Billionaire John Malone, whose Liberty Media Corp. is Charter’s largest shareholder, told investors last month he expects Time Warner Cable to reject Charter’s opening bid, according to people familiar with the matter. He has had internal discussions with Rutledge about a list of directors to name to Time Warner Cable’s board before the window for nominations closes on Feb. 15, another person said.
Courtnee Ulrich, a spokeswoman for Liberty Media, said the company supports Charter’s efforts and looks forward to participating.
“We have been encouraged by Time Warner Cable shareholders to pursue this opportunity,” she said.
Liberty, the majority owner of Sirius XM Holdings Inc., announced an all-stock offer for the outstanding shares of the satellite-radio company last week. That deal may help fund an offer for Time Warner Cable by giving Liberty more cash flow and additional assets to borrow against, Chief Executive Officer Greg Maffei said in an interview.

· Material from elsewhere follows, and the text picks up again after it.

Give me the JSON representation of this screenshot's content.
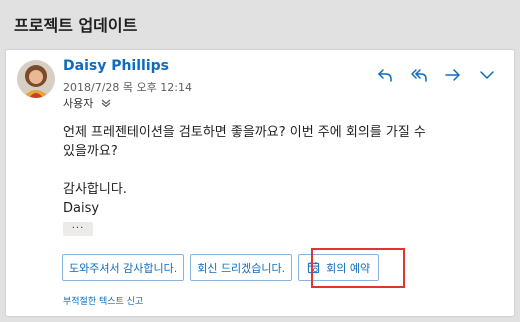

Charter’s offer is for all of Time Warner Cable, which has about 12 million video customers and cable assets in cities including New York City, Los Angeles and Dallas.
Comcast also is considering a bid, either on its own or with Charter, people with knowledge of the matter have said. The largest U.S. cable operator may be interested in acquiring the New York market, some midwestern cable regions and Time Warner Cable’s regional sports networks, which broadcast L.A. Dodgers and L.A. Lakers games, Shahid Khan, co-founder and chairman of Mediamorph Inc., said in an interview.
A Charter deal for Time Warner Cable could be completed first, before Comcast obtains divested assets, according to Craig Moffett, an analyst at MoffettNathason LLC. Rutledge declined to say if he was having active negotiations with Comcast or Cox.
Since 2009, there have been just two larger takeover offers, and both were accepted. Only Pfizer Inc.’s $64.2 billion deal for Wyeth LLC in 2009 and Verizon Communications Inc.’s $130 billion acquisition of Vodafone Group Plc’s Verizon Wireless stake last year top the value of Charter’s offer.
Goldman Sachs Group Inc. and LionTree Advisors LLC are serving as lead financial advisers to Charter. Guggenheim Securities LLC is also advising Charter.
Bank of America Corp., Credit Suisse Group AG, Deutsche Bank AG and Goldman would provide the financing for a transaction. Law firms Wachtell Lipton Rosen & Katz and Kirkland & Ellis LLP are representing Charter.